* TASK GOAL
In every line of the records, look for "this", then report how many lines have it and nothing else.

* DATA SHOWN

BEGIN

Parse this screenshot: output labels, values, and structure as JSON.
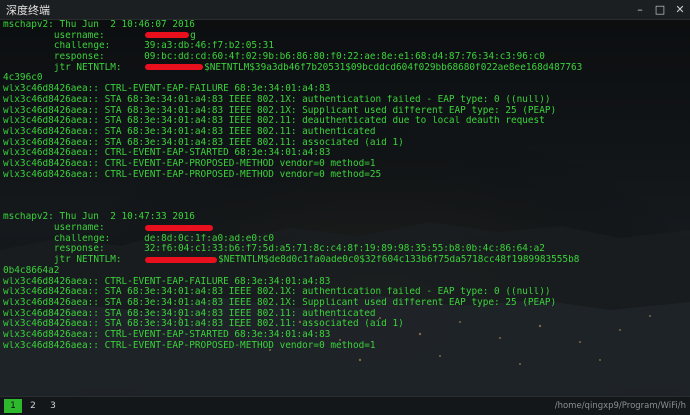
{
  "window": {
    "title": "深度终端",
    "minimize_glyph": "–",
    "maximize_glyph": "□",
    "close_glyph": "✕"
  },
  "colors": {
    "terminal_text": "#3bd23b",
    "redaction": "#e8101c",
    "active_tab": "#2db82d"
  },
  "icons": {
    "minimize": "minimize-icon",
    "maximize": "maximize-icon",
    "close": "close-icon"
  },
  "block1": {
    "header": "mschapv2: Thu Jun  2 10:46:07 2016",
    "username_label": "username:",
    "username_value": "g",
    "challenge_label": "challenge:",
    "challenge_value": "39:a3:db:46:f7:b2:05:31",
    "response_label": "response:",
    "response_value": "09:bc:dd:cd:60:4f:02:9b:b6:86:80:f0:22:ae:8e:e1:68:d4:87:76:34:c3:96:c0",
    "jtr_label": "jtr NETNTLM:",
    "jtr_value": "$NETNTLM$39a3db46f7b20531$09bcddcd604f029bb68680f022ae8ee168d487763",
    "jtr_cont": "4c396c0",
    "log": [
      "wlx3c46d8426aea:: CTRL-EVENT-EAP-FAILURE 68:3e:34:01:a4:83",
      "wlx3c46d8426aea:: STA 68:3e:34:01:a4:83 IEEE 802.1X: authentication failed - EAP type: 0 ((null))",
      "wlx3c46d8426aea:: STA 68:3e:34:01:a4:83 IEEE 802.1X: Supplicant used different EAP type: 25 (PEAP)",
      "wlx3c46d8426aea:: STA 68:3e:34:01:a4:83 IEEE 802.11: deauthenticated due to local deauth request",
      "wlx3c46d8426aea:: STA 68:3e:34:01:a4:83 IEEE 802.11: authenticated",
      "wlx3c46d8426aea:: STA 68:3e:34:01:a4:83 IEEE 802.11: associated (aid 1)",
      "wlx3c46d8426aea:: CTRL-EVENT-EAP-STARTED 68:3e:34:01:a4:83",
      "wlx3c46d8426aea:: CTRL-EVENT-EAP-PROPOSED-METHOD vendor=0 method=1",
      "wlx3c46d8426aea:: CTRL-EVENT-EAP-PROPOSED-METHOD vendor=0 method=25"
    ]
  },
  "block2": {
    "header": "mschapv2: Thu Jun  2 10:47:33 2016",
    "username_label": "username:",
    "username_value": "",
    "challenge_label": "challenge:",
    "challenge_value": "de:8d:0c:1f:a0:ad:e0:c0",
    "response_label": "response:",
    "response_value": "32:f6:04:c1:33:b6:f7:5d:a5:71:8c:c4:8f:19:89:98:35:55:b8:0b:4c:86:64:a2",
    "jtr_label": "jtr NETNTLM:",
    "jtr_value": "$NETNTLM$de8d0c1fa0ade0c0$32f604c133b6f75da5718cc48f1989983555b8",
    "jtr_cont": "0b4c8664a2",
    "log": [
      "wlx3c46d8426aea:: CTRL-EVENT-EAP-FAILURE 68:3e:34:01:a4:83",
      "wlx3c46d8426aea:: STA 68:3e:34:01:a4:83 IEEE 802.1X: authentication failed - EAP type: 0 ((null))",
      "wlx3c46d8426aea:: STA 68:3e:34:01:a4:83 IEEE 802.1X: Supplicant used different EAP type: 25 (PEAP)",
      "wlx3c46d8426aea:: STA 68:3e:34:01:a4:83 IEEE 802.11: authenticated",
      "wlx3c46d8426aea:: STA 68:3e:34:01:a4:83 IEEE 802.11: associated (aid 1)",
      "wlx3c46d8426aea:: CTRL-EVENT-EAP-STARTED 68:3e:34:01:a4:83",
      "wlx3c46d8426aea:: CTRL-EVENT-EAP-PROPOSED-METHOD vendor=0 method=1"
    ]
  },
  "statusbar": {
    "tabs": [
      "1",
      "2",
      "3"
    ],
    "active_tab": "1",
    "path": "/home/qingxp9/Program/WiFi/h"
  }
}
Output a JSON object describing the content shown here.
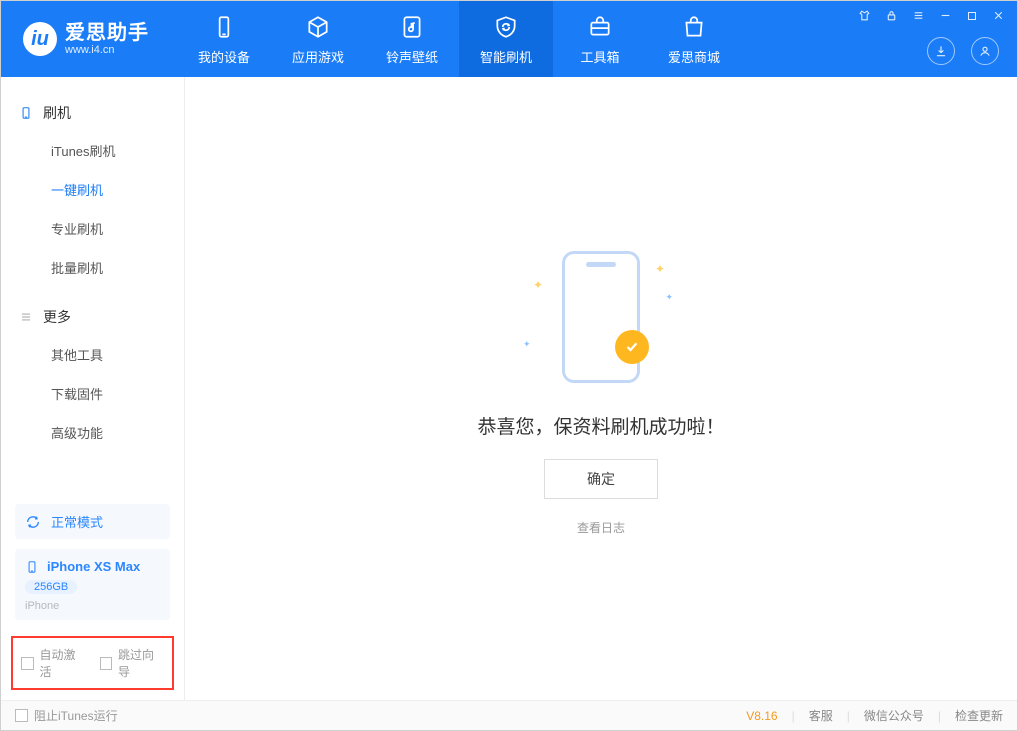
{
  "app": {
    "name": "爱思助手",
    "domain": "www.i4.cn"
  },
  "nav": {
    "items": [
      {
        "label": "我的设备"
      },
      {
        "label": "应用游戏"
      },
      {
        "label": "铃声壁纸"
      },
      {
        "label": "智能刷机"
      },
      {
        "label": "工具箱"
      },
      {
        "label": "爱思商城"
      }
    ]
  },
  "sidebar": {
    "section_flash": "刷机",
    "items_flash": [
      {
        "label": "iTunes刷机"
      },
      {
        "label": "一键刷机",
        "active": true
      },
      {
        "label": "专业刷机"
      },
      {
        "label": "批量刷机"
      }
    ],
    "section_more": "更多",
    "items_more": [
      {
        "label": "其他工具"
      },
      {
        "label": "下载固件"
      },
      {
        "label": "高级功能"
      }
    ],
    "mode_label": "正常模式",
    "device_name": "iPhone XS Max",
    "device_storage": "256GB",
    "device_type": "iPhone",
    "checkbox_auto_activate": "自动激活",
    "checkbox_skip_wizard": "跳过向导"
  },
  "main": {
    "success_text": "恭喜您，保资料刷机成功啦！",
    "ok_button": "确定",
    "view_log": "查看日志"
  },
  "statusbar": {
    "block_itunes": "阻止iTunes运行",
    "version": "V8.16",
    "support": "客服",
    "wechat": "微信公众号",
    "check_update": "检查更新"
  }
}
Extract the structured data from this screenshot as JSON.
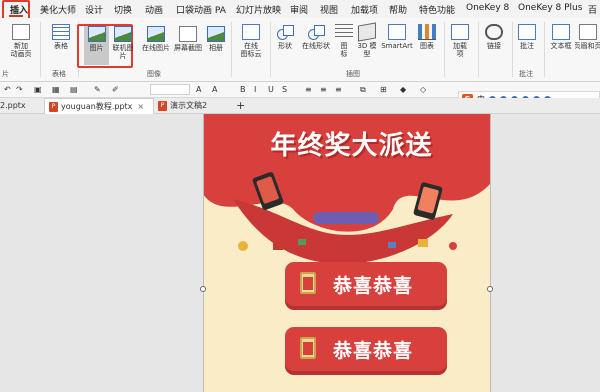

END

* RESULT
2